I know what it’s like to leave home. Even when I left home last week, I was sad to leave my mom and my house, even if it was only for 7 days. This kind of grief almost sets in. So I know what that’s like. This is just a more of an intense version of that. And I also talked to my mom a lot about her and my dad’s experience when they moved over to America, and the kind of work ethic you need to keep going.
SS: Were you able to draw on any of your previous performances, or was this a completely new challenge for you?
SR: It’s completely new. I think the reason I was so scared of it is that, one thing I’ve always loved about what I do is the escapism. To be able to disappear into somebody else completely different to you, be part of a different world, is really liberating. So then, to go into this story where the town where the film is set is 20 minutes from where I grew up, and I used to go to the cinema there when I was kid…I was suddenly faced with my own life, my world. I had never done that before. That was really scary, it’s the toughest film I’ve ever done. It was very close to home. I still haven’t watched it yet, it’s incredibly personal.
SS: American audiences aren’t as familiar with John Crowley’s work.

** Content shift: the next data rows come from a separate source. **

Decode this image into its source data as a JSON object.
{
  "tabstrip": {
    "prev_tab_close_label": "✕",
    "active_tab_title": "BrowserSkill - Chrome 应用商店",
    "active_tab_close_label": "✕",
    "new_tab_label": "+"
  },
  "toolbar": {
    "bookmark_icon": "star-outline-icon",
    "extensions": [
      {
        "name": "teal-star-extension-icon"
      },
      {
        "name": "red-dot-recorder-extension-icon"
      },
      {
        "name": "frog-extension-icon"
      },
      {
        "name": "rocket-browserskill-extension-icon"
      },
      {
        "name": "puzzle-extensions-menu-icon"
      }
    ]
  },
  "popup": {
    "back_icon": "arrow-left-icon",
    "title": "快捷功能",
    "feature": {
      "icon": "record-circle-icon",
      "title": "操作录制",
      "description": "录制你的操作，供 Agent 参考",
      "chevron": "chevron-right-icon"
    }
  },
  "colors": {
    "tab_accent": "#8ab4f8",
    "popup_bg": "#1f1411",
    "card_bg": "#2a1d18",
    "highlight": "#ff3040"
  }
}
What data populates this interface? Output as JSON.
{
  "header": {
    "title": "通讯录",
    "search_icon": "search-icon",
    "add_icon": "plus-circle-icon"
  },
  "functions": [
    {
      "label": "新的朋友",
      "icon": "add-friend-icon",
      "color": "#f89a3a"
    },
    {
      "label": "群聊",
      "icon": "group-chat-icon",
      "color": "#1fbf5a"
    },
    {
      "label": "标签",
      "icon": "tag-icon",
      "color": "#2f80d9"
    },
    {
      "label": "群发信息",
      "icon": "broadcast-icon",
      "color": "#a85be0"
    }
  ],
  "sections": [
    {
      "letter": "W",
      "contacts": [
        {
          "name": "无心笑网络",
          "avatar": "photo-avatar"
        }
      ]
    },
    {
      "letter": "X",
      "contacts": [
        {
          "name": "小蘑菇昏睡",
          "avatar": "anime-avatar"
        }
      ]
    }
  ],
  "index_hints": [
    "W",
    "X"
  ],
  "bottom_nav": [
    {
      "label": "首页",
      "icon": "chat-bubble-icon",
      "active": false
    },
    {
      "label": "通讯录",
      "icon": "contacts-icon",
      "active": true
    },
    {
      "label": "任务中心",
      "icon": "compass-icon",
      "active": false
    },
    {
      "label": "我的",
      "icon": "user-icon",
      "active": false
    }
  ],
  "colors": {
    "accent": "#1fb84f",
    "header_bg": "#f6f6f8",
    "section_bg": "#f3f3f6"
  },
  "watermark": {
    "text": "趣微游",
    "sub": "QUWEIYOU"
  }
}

What was it like to work with him?
SR: I think he’s made me a better actor. He has a really extensive theatre background, so you can definitely see the way he works is of that mentality. He does quite a few takes, which I wasn’t expecting. Even when we were doing rehearsals, I thought “I know what I’m doing here, it’s an Irish film, it’s where I grew up. It’ll be fine.” He had really inspired me in rehearsals.
But then we turn up on the first day and he just turns everything on its head. I was like, “This isn’t what I was expecting at all!” Because he would give you one extreme and then the other, and he was so in tune with everything you were doing. He landed in this place that was beautifully nuanced and subtle, because you had tried out everything. I think that’s a real theatre approach. He wouldn’t miss a beat. And I think, because there were certain scenes shot out of order, he had such a clear emotional map of Eilis throughout the whole thing.
Also, our editor Jake Roberts was so amazing. He explained to me that an editor is almost like an actor and a director combined, because they need to understand the emotional arc of each character and know what makes sense for certain parts of the film. So we were just blessed that we had people who were all driven love for the story.